LONDON/DUBAI/MOSCOW- OPEC+ will probably stick with a planned increase in its oil output target for March when it meets on Wednesday next week, several sources from the producer group said, as it sees demand recovering despite downside risks from the pandemic and looming interest rate rises.
While two OPEC+ sources said oil at a seven-year high close to $90 a barrel might prompt the group to consider further steps, the vast majority of sources said no new decision was expected at the Feb. 2 online meeting.
One Russian source told Reuters the country was concerned the price rally might revive a boom in U.S. shale production.
"OPEC+ countries should be on high alert with this price level given the bullish forecasts for shale oil production in 2022," the source said.
The source added that high oil prices were also hurting profit margins of Russian refineries.

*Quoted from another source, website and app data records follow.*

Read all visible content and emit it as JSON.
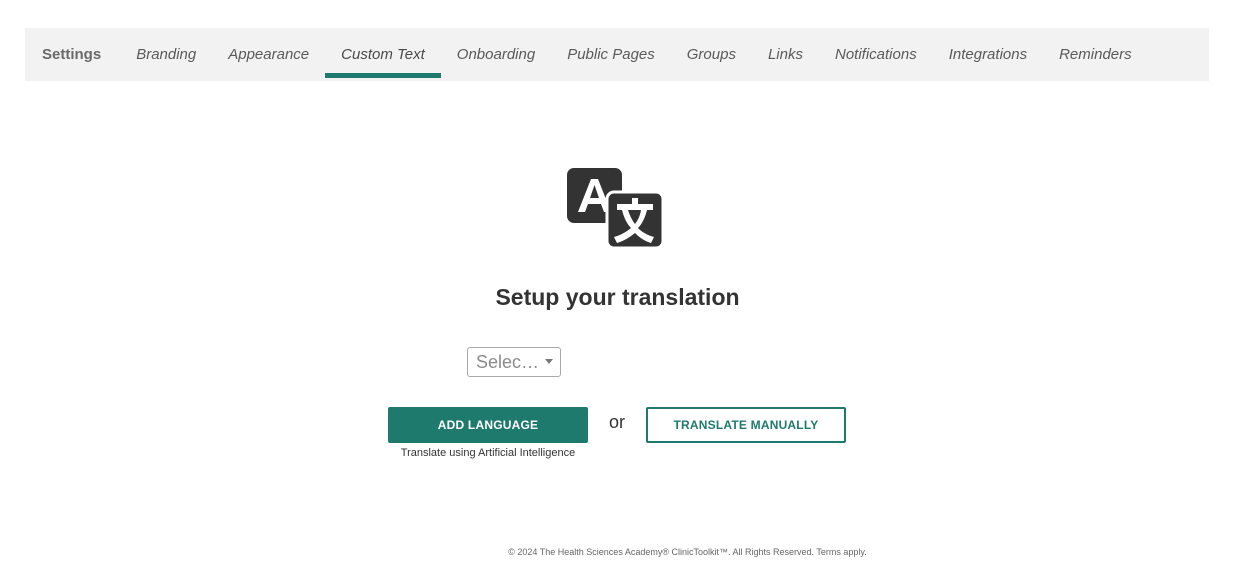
{
  "tabs": [
    {
      "label": "Settings",
      "active": false
    },
    {
      "label": "Branding",
      "active": false
    },
    {
      "label": "Appearance",
      "active": false
    },
    {
      "label": "Custom Text",
      "active": true
    },
    {
      "label": "Onboarding",
      "active": false
    },
    {
      "label": "Public Pages",
      "active": false
    },
    {
      "label": "Groups",
      "active": false
    },
    {
      "label": "Links",
      "active": false
    },
    {
      "label": "Notifications",
      "active": false
    },
    {
      "label": "Integrations",
      "active": false
    },
    {
      "label": "Reminders",
      "active": false
    }
  ],
  "hero": {
    "icon": "translate-icon",
    "title": "Setup your translation"
  },
  "language_select": {
    "selected": "Selec…"
  },
  "actions": {
    "add_language_label": "ADD LANGUAGE",
    "add_language_hint": "Translate using Artificial Intelligence",
    "or_label": "or",
    "translate_manually_label": "TRANSLATE MANUALLY"
  },
  "footer": {
    "text": "© 2024 The Health Sciences Academy® ClinicToolkit™. All Rights Reserved. Terms apply."
  },
  "colors": {
    "accent": "#1f7a6e",
    "tabbar_bg": "#f2f2f2",
    "icon_dark": "#333333"
  }
}
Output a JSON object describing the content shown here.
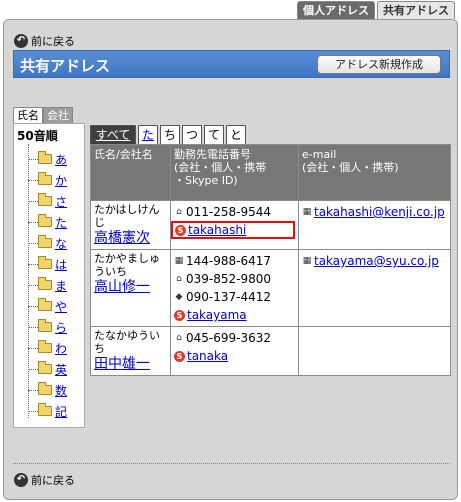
{
  "top_tabs": {
    "personal": "個人アドレス",
    "shared": "共有アドレス"
  },
  "back_top": "前に戻る",
  "back_bottom": "前に戻る",
  "title": "共有アドレス",
  "new_button": "アドレス新規作成",
  "left_tabs": [
    "氏名",
    "会社"
  ],
  "tree_root": "50音順",
  "tree_items": [
    "あ",
    "か",
    "さ",
    "た",
    "な",
    "は",
    "ま",
    "や",
    "ら",
    "わ",
    "英",
    "数",
    "記"
  ],
  "index_tabs": [
    "すべて",
    "た",
    "ち",
    "つ",
    "て",
    "と"
  ],
  "columns": {
    "name": "氏名/会社名",
    "phone": "勤務先電話番号\n(会社・個人・携帯\n・Skype ID)",
    "email": "e-mail\n(会社・個人・携帯)"
  },
  "rows": [
    {
      "kana": "たかはしけんじ",
      "name": "高橋憲次",
      "phones": [
        {
          "icon": "home",
          "text": "011-258-9544"
        }
      ],
      "skype": "takahashi",
      "emails": [
        "takahashi@kenji.co.jp"
      ]
    },
    {
      "kana": "たかやましゅういち",
      "name": "高山修一",
      "phones": [
        {
          "icon": "office",
          "text": "144-988-6417"
        },
        {
          "icon": "home",
          "text": "039-852-9800"
        },
        {
          "icon": "mobile",
          "text": "090-137-4412"
        }
      ],
      "skype": "takayama",
      "emails": [
        "takayama@syu.co.jp"
      ]
    },
    {
      "kana": "たなかゆういち",
      "name": "田中雄一",
      "phones": [
        {
          "icon": "home",
          "text": "045-699-3632"
        }
      ],
      "skype": "tanaka",
      "emails": []
    }
  ]
}
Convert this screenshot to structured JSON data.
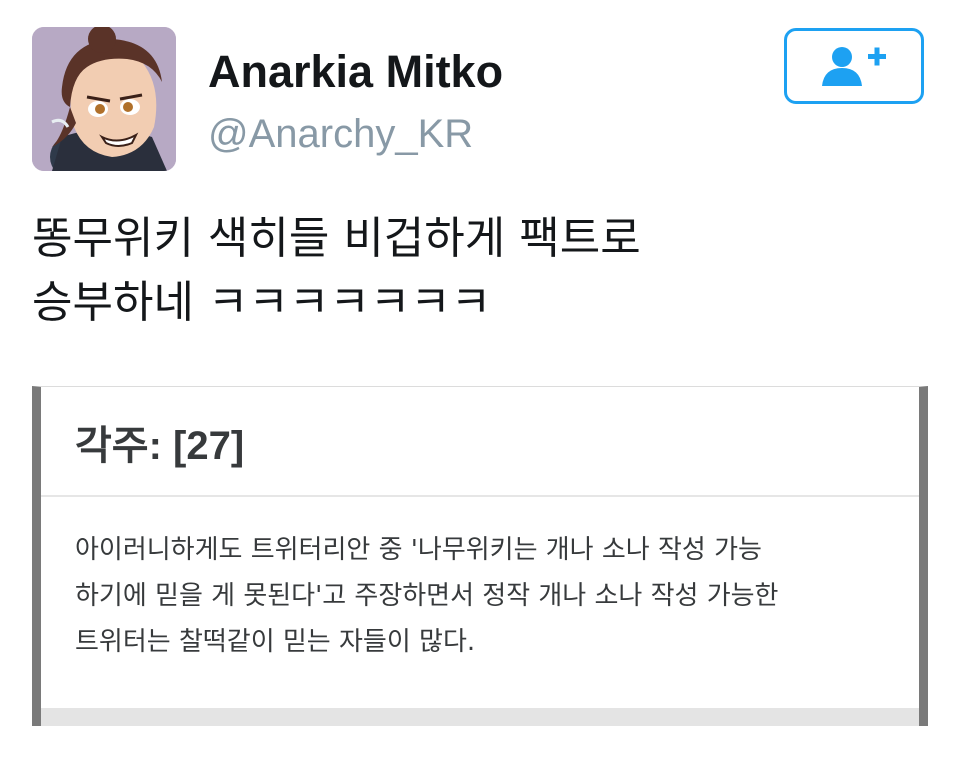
{
  "tweet": {
    "author": {
      "display_name": "Anarkia Mitko",
      "handle": "@Anarchy_KR",
      "avatar_icon": "profile-avatar"
    },
    "follow_button": {
      "icon": "add-user-icon",
      "accent_color": "#1da1f2"
    },
    "text_lines": [
      "똥무위키 색히들 비겁하게 팩트로",
      "승부하네 ㅋㅋㅋㅋㅋㅋㅋ"
    ],
    "media": {
      "title": "각주: [27]",
      "body_lines": [
        "아이러니하게도 트위터리안 중 '나무위키는 개나 소나 작성 가능",
        "하기에 믿을 게 못된다'고 주장하면서 정작 개나 소나 작성 가능한",
        "트위터는 찰떡같이 믿는 자들이 많다."
      ]
    }
  }
}
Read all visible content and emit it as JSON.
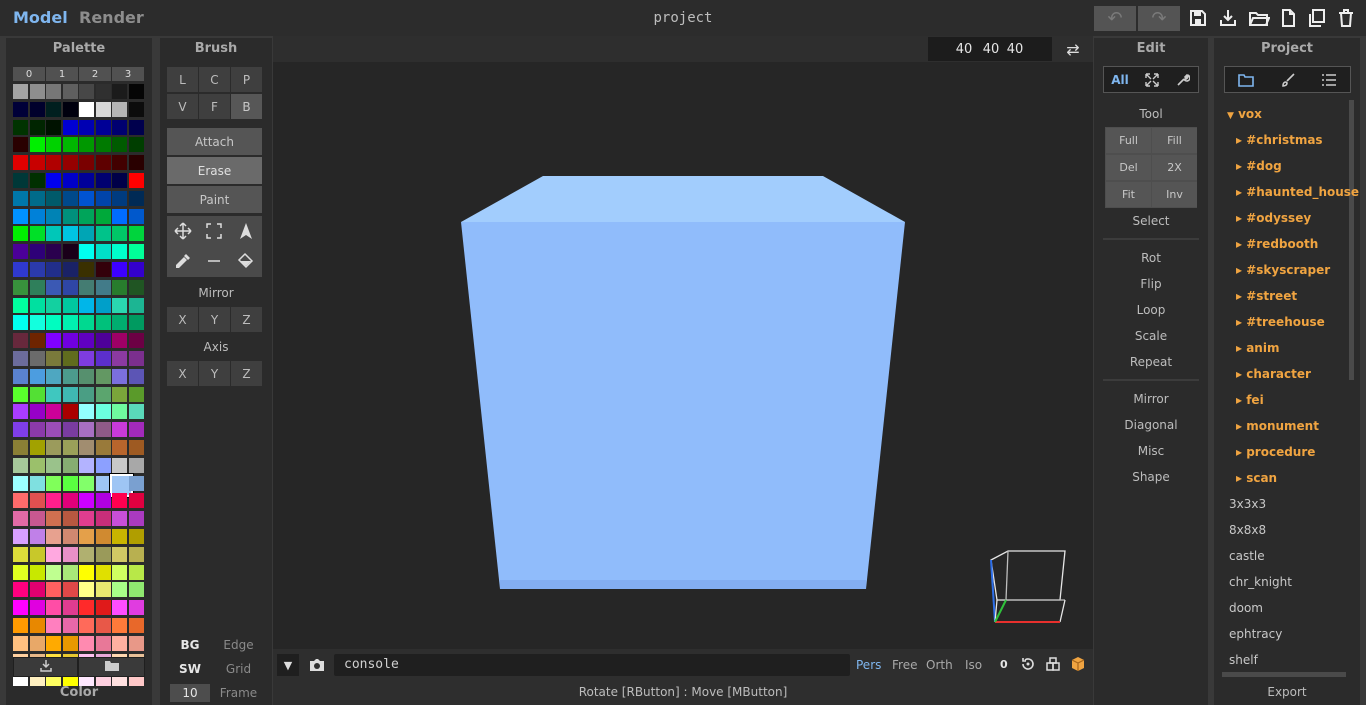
{
  "tabs": {
    "model": "Model",
    "render": "Render"
  },
  "project_title": "project",
  "toolbar_icons": [
    "undo-icon",
    "redo-icon",
    "save-icon",
    "import-icon",
    "open-folder-icon",
    "new-file-icon",
    "duplicate-icon",
    "trash-icon"
  ],
  "palette": {
    "title": "Palette",
    "columns": [
      "0",
      "1",
      "2",
      "3"
    ],
    "footer": "Color",
    "selected": "#9ec5f4"
  },
  "brush": {
    "title": "Brush",
    "modes_row1": [
      "L",
      "C",
      "P"
    ],
    "modes_row2": [
      "V",
      "F",
      "B"
    ],
    "actions": [
      "Attach",
      "Erase",
      "Paint"
    ],
    "mirror_label": "Mirror",
    "mirror": [
      "X",
      "Y",
      "Z"
    ],
    "axis_label": "Axis",
    "axis": [
      "X",
      "Y",
      "Z"
    ],
    "bg": "BG",
    "edge": "Edge",
    "sw": "SW",
    "grid": "Grid",
    "frame_value": "10",
    "frame": "Frame"
  },
  "dims": [
    "40",
    "40",
    "40"
  ],
  "console": {
    "placeholder": "console"
  },
  "views": [
    "Pers",
    "Free",
    "Orth",
    "Iso"
  ],
  "view_value": "0",
  "status": "Rotate [RButton] : Move [MButton]",
  "edit": {
    "title": "Edit",
    "filter_all": "All",
    "tool_label": "Tool",
    "tools": [
      [
        "Full",
        "Fill"
      ],
      [
        "Del",
        "2X"
      ],
      [
        "Fit",
        "Inv"
      ]
    ],
    "select": "Select",
    "ops1": [
      "Rot",
      "Flip",
      "Loop",
      "Scale",
      "Repeat"
    ],
    "ops2": [
      "Mirror",
      "Diagonal",
      "Misc",
      "Shape"
    ]
  },
  "project": {
    "title": "Project",
    "root": "vox",
    "folders": [
      "#christmas",
      "#dog",
      "#haunted_house",
      "#odyssey",
      "#redbooth",
      "#skyscraper",
      "#street",
      "#treehouse",
      "anim",
      "character",
      "fei",
      "monument",
      "procedure",
      "scan"
    ],
    "files": [
      "3x3x3",
      "8x8x8",
      "castle",
      "chr_knight",
      "doom",
      "ephtracy",
      "shelf"
    ],
    "export": "Export"
  },
  "colors": {
    "accent": "#7fb6ef",
    "folder": "#f0a441",
    "cube_front": "#90bcfb",
    "cube_top": "#a2cdfd"
  }
}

OPEC+, which groups the Organization of the Petroleum Exporting Countries (OPEC), Russia and other allies, has raised its output target each month since August by 400,000 barrels per day (bpd) as it unwinds record production cuts made in 2020.
Current plans would see OPEC+ do so again in March.
"We are very likely to go for another 400,000 barrels per day," one of the OPEC+ sources said. "There are no reasons against it."
OPEC+ has resisted pressure from the United States since last year to raise supplies more quickly.
Despite its increased targets, actual output from OPEC+ has not kept pace as some members struggle with capacity constraints, and this has been a factor underpinning prices.
OPEC+ missed its production target by 790,000 bpd in December as members such as Nigeria and Angola struggled to raise output, the International Energy Agency said.
Several banks and analysts including Morgan Stanley and JP Morgan, expect oil prices to top $100 barrel later in the year amid tight OPEC+ spare capacity and strong demand.
Some OPEC+ sources however, believe that the recent price rally is driven more by geopolitical tensions than fundamentals.
"With Russian-Ukrainian tension one could expect that, but [it is] not a supply issue for sure," one of the sources said about prospects for $100 oil.
(Reporting by Alex Lawler, Ahmad Ghaddar and Rowena Edwards in London; Maha El Dahan in Dubai; and Olesya Astakhova in Moscow; editing by Jason Neely) ((firstname.lastname@example.org; +44 207 542 4087; Reuters Messaging: email@example.com))